A secret army of people keeps Parliament functioning from behind the scenes. The House elves if you will. Security, librarians, office staff, cleaners, drivers, catering, messengers, maintenance, technical, it’s a long list. There’s even a small day-care centre.
It’s a quieter place on the weekend when the elves in the building are often cleaners, security and tour guides. Yes tour guides.
Parliament has seemingly constant tours of visitors trooping the hallowed corridors nearly every day of the year, shepherded by guides that explain artefacts, point out art, show off architecture and introduce the intricacies of New Zealand’s political system.
And it’s free. Your tax dollars at work.
The heightened security in the wake of the Christchurch attacks put public tours on hold for two weeks, so we took advantage of the break and organised a tour for radio. You can listen to a few highlights at the link above.
They are literally only a few of the highlights. The tour is both fun and fascinating and there’s a lot more of interest around Parliament than you might imagine.
We couldn’t go onto the floor of the House (where tours usually spend time), but we spent some time in the Speaker’s Gallery looking down on the combat zone from above. Guides, Jennifer Looman and Janet Herbertson were fonts of knowledge with a deep understanding of both parliamentary practice and our constitutional arrangements.
Partly, they put that down to years of strange but interesting questions from tourists from very politically diverse countries.
In the 1st floor foyer of Parliament House (often referred to as “The Tiles” because of its checkerboard floor), we met another tour, because this is New Zealand and even when there is heightened security and armed police at the doors, those doors are wide open for school children.
It’s here that you often see video of MPs talking to reporters. It's the obvious place to record interviews because it has the very worst acoustics of the entire precinct (possibly excluding the toilets). But when MPs are being interviewed here it's usually even worse.
Among the most common questions the guides get from visitors ‘on the Tiles’ are about "that bell" that always seems to be blaring in the background of all the interviews. It’s called the Division Bell and is a clarion to MPs to hurry to the House. It rings for seven straight minutes before 2pm, which is exactly when the MPs are giving those interviews on their way to Question Time.
It’s also used to call MPs to the chamber on the odd occasion when there is to be a conscience vote - when MPs vote in person rather than as a party.
Another foyer that features on the tour is one that most people don’t know about.
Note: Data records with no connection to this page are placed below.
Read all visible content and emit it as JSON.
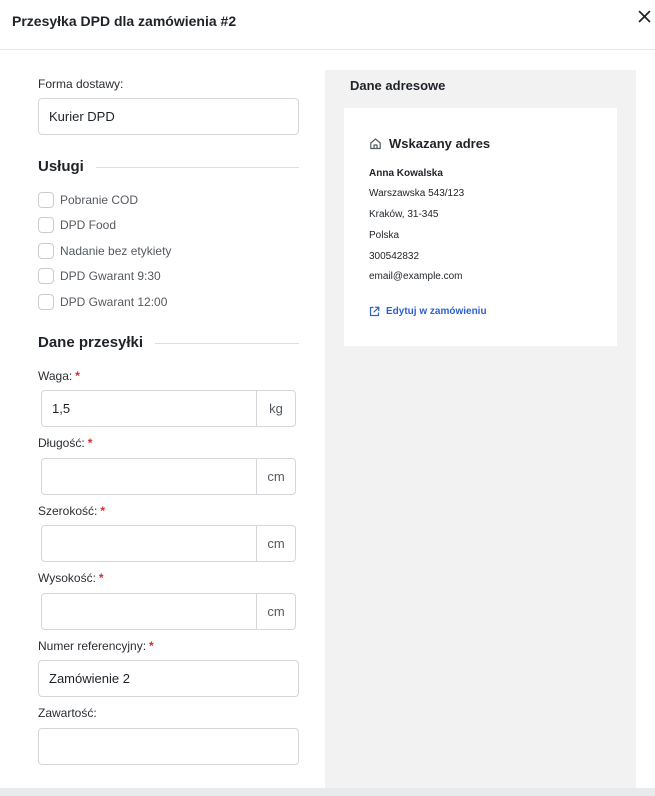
{
  "modal": {
    "title": "Przesyłka DPD dla zamówienia #2"
  },
  "delivery": {
    "label": "Forma dostawy:",
    "value": "Kurier DPD"
  },
  "services": {
    "title": "Usługi",
    "items": [
      {
        "label": "Pobranie COD",
        "checked": false
      },
      {
        "label": "DPD Food",
        "checked": false
      },
      {
        "label": "Nadanie bez etykiety",
        "checked": false
      },
      {
        "label": "DPD Gwarant 9:30",
        "checked": false
      },
      {
        "label": "DPD Gwarant 12:00",
        "checked": false
      }
    ]
  },
  "shipment": {
    "title": "Dane przesyłki",
    "required_mark": "*",
    "weight": {
      "label": "Waga:",
      "value": "1,5",
      "unit": "kg"
    },
    "length": {
      "label": "Długość:",
      "value": "",
      "unit": "cm"
    },
    "width": {
      "label": "Szerokość:",
      "value": "",
      "unit": "cm"
    },
    "height": {
      "label": "Wysokość:",
      "value": "",
      "unit": "cm"
    },
    "reference": {
      "label": "Numer referencyjny:",
      "value": "Zamówienie 2"
    },
    "contents": {
      "label": "Zawartość:",
      "value": ""
    }
  },
  "address": {
    "heading": "Dane adresowe",
    "card_title": "Wskazany adres",
    "name": "Anna Kowalska",
    "street": "Warszawska 543/123",
    "city": "Kraków, 31-345",
    "country": "Polska",
    "phone": "300542832",
    "email": "email@example.com",
    "edit_label": "Edytuj w zamówieniu"
  },
  "icons": {
    "close": "close-icon",
    "home": "home-icon",
    "external_link": "external-link-icon"
  },
  "colors": {
    "accent_link": "#2f5fd0",
    "required": "#d92b2b",
    "panel_bg": "#f2f2f3"
  }
}
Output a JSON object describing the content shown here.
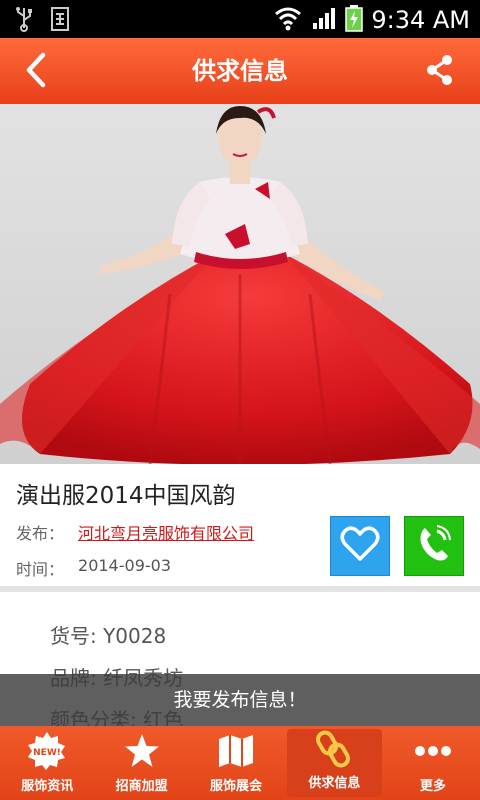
{
  "status_bar": {
    "time": "9:34 AM"
  },
  "header": {
    "title": "供求信息"
  },
  "product": {
    "title": "演出服2014中国风韵",
    "publisher_label": "发布：",
    "publisher_name": "河北弯月亮服饰有限公司",
    "time_label": "时间：",
    "time_value": "2014-09-03"
  },
  "details": {
    "item_no": "货号: Y0028",
    "brand": "品牌: 纤凤秀坊",
    "color": "颜色分类: 红色"
  },
  "toast": {
    "text": "我要发布信息！"
  },
  "bottom_nav": {
    "items": [
      {
        "label": "服饰资讯",
        "icon": "new-badge-icon"
      },
      {
        "label": "招商加盟",
        "icon": "star-icon"
      },
      {
        "label": "服饰展会",
        "icon": "map-icon"
      },
      {
        "label": "供求信息",
        "icon": "chain-link-icon",
        "active": true
      },
      {
        "label": "更多",
        "icon": "more-dots-icon"
      }
    ]
  },
  "colors": {
    "header": "#e8401a",
    "favorite": "#2ea4ef",
    "call": "#22c010",
    "link": "#d01818"
  }
}
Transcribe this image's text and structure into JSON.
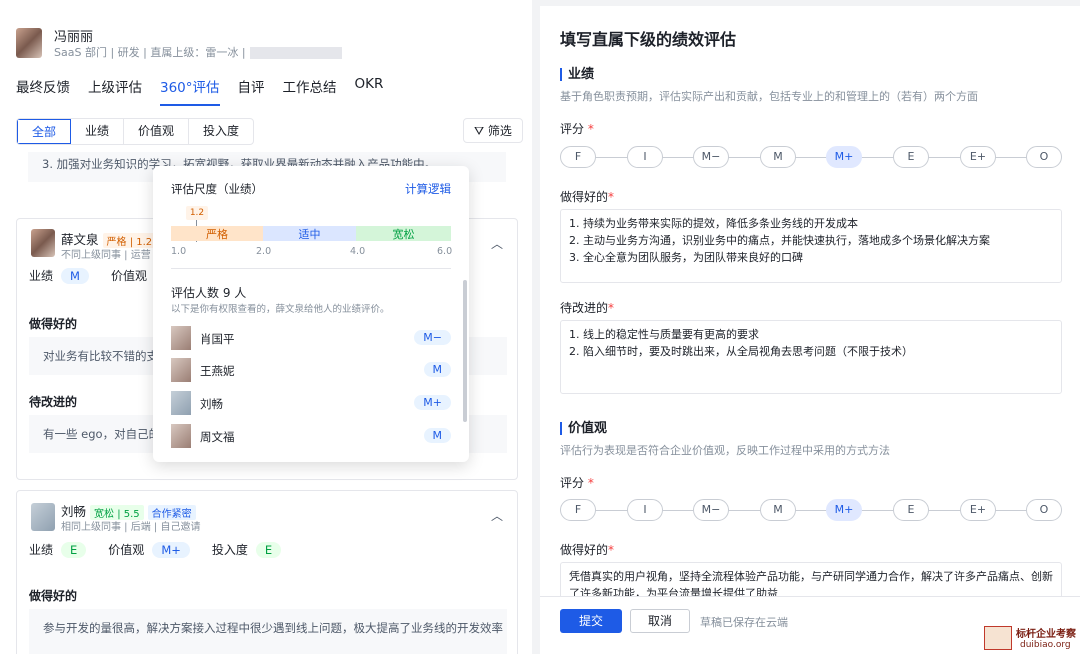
{
  "header": {
    "name": "冯丽丽",
    "meta": "SaaS 部门 | 研发 | 直属上级：雷一冰 |"
  },
  "tabs": [
    "最终反馈",
    "上级评估",
    "360°评估",
    "自评",
    "工作总结",
    "OKR"
  ],
  "filters": [
    "全部",
    "业绩",
    "价值观",
    "投入度"
  ],
  "filter_btn": "筛选",
  "prev_text": "3. 加强对业务知识的学习，拓宽视野，获取业界最新动态并融入产品功能中。",
  "card1": {
    "name": "薛文泉",
    "tag": "严格 | 1.2",
    "sub": "不同上级同事 | 运营 | 三",
    "scores": {
      "业绩": "M",
      "价值观": "M"
    },
    "good_title": "做得好的",
    "good": "对业务有比较不错的支持",
    "improve_title": "待改进的",
    "improve": "有一些 ego，对自己的想法"
  },
  "card2": {
    "name": "刘畅",
    "tag1": "宽松 | 5.5",
    "tag2": "合作紧密",
    "sub": "相同上级同事 | 后端 | 自己邀请",
    "scores": [
      {
        "k": "业绩",
        "v": "E"
      },
      {
        "k": "价值观",
        "v": "M+"
      },
      {
        "k": "投入度",
        "v": "E"
      }
    ],
    "good_title": "做得好的",
    "good": "参与开发的量很高，解决方案接入过程中很少遇到线上问题，极大提高了业务线的开发效率"
  },
  "popup": {
    "title": "评估尺度（业绩）",
    "link": "计算逻辑",
    "marker": "1.2",
    "zones": [
      "严格",
      "适中",
      "宽松"
    ],
    "ticks": [
      "1.0",
      "2.0",
      "4.0",
      "6.0"
    ],
    "count": "评估人数 9 人",
    "note": "以下是你有权限查看的，薛文泉给他人的业绩评价。",
    "people": [
      {
        "name": "肖国平",
        "score": "M−"
      },
      {
        "name": "王燕妮",
        "score": "M"
      },
      {
        "name": "刘畅",
        "score": "M+"
      },
      {
        "name": "周文福",
        "score": "M"
      }
    ]
  },
  "right": {
    "title": "填写直属下级的绩效评估",
    "perf": {
      "title": "业绩",
      "desc": "基于角色职责预期，评估实际产出和贡献，包括专业上的和管理上的（若有）两个方面",
      "rating_label": "评分",
      "good_label": "做得好的",
      "good": [
        "1. 持续为业务带来实际的提效，降低多条业务线的开发成本",
        "2. 主动与业务方沟通，识别业务中的痛点，并能快速执行，落地成多个场景化解决方案",
        "3. 全心全意为团队服务，为团队带来良好的口碑"
      ],
      "improve_label": "待改进的",
      "improve": [
        "1. 线上的稳定性与质量要有更高的要求",
        "2. 陷入细节时，要及时跳出来，从全局视角去思考问题（不限于技术）"
      ]
    },
    "values": {
      "title": "价值观",
      "desc": "评估行为表现是否符合企业价值观，反映工作过程中采用的方式方法",
      "rating_label": "评分",
      "good_label": "做得好的",
      "good": "凭借真实的用户视角，坚持全流程体验产品功能，与产研同学通力合作，解决了许多产品痛点、创新了许多新功能，为平台流量增长提供了助益"
    },
    "rating_options": [
      "F",
      "I",
      "M−",
      "M",
      "M+",
      "E",
      "E+",
      "O"
    ],
    "selected": "M+",
    "req": "*"
  },
  "footer": {
    "submit": "提交",
    "cancel": "取消",
    "draft": "草稿已保存在云端"
  },
  "watermark": {
    "t1": "标杆企业考察",
    "t2": "duibiao.org"
  }
}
It’s the front entrance to the Library building (and was once the main entrance to Parliament). It was built to impress and does. Built in a medieval gothic revival style and festooned with more decoration than a show-off’s wedding cake, it’s a pretty place. I swear I saw Dumbledore waft by.
It's not just the foyer that's grand though, the whole Parliamentary Library is great, including the actual library; a truly beautiful space that wouldn't be out of place as a corner of Oxford's Bodleian.
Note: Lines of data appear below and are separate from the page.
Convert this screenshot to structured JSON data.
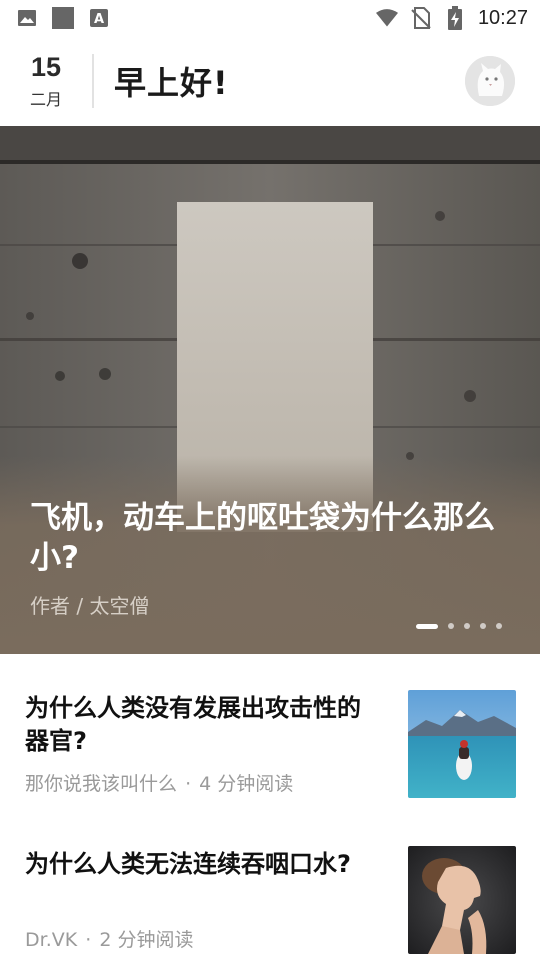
{
  "status_bar": {
    "time": "10:27",
    "left_icons": [
      "image-icon",
      "square-icon",
      "keyboard-a-icon"
    ],
    "right_icons": [
      "wifi-icon",
      "no-sim-icon",
      "battery-charging-icon"
    ]
  },
  "header": {
    "day": "15",
    "month": "二月",
    "greeting": "早上好!",
    "avatar": "cat-avatar-icon"
  },
  "hero": {
    "title": "飞机，动车上的呕吐袋为什么那么小?",
    "author": "作者 / 太空僧",
    "slide_count": 5,
    "active_slide": 1
  },
  "articles": [
    {
      "title": "为什么人类没有发展出攻击性的器官?",
      "author": "那你说我该叫什么",
      "separator": "·",
      "read_time": "4 分钟阅读",
      "thumbnail": "kayak-lake-image"
    },
    {
      "title": "为什么人类无法连续吞咽口水?",
      "author": "Dr.VK",
      "separator": "·",
      "read_time": "2 分钟阅读",
      "thumbnail": "woman-profile-image"
    }
  ]
}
The gothic reading room soars to an ornate timbered roof, like a church for books. It says 'find a cosy nook, a good book and a cup of cocoa'. There is sadly no cocoa but there is an army of librarians and researchers - quite possibly Wellington's most fiendish quiz team.
And one last snapshot of the tour...
Most of Parliament's walls feature an incredible collection of New Zealand art. But there are also a LOT of portraits and photos of politicians. Speakers corridor features portraits of all of New Zealand's Prime Ministers (and earlier incarnations of the same idea). Walking down that corridor until they aren't familiar is a good way to remember your age.
They're quite a line-up the (often) old, (always) white, and (until very recently) all male rulers of the land. And almost always with extraordinary facial hair, especially in the early days. The portraits of by-gone MPs are, as the tour guides say, a "history of haircuts".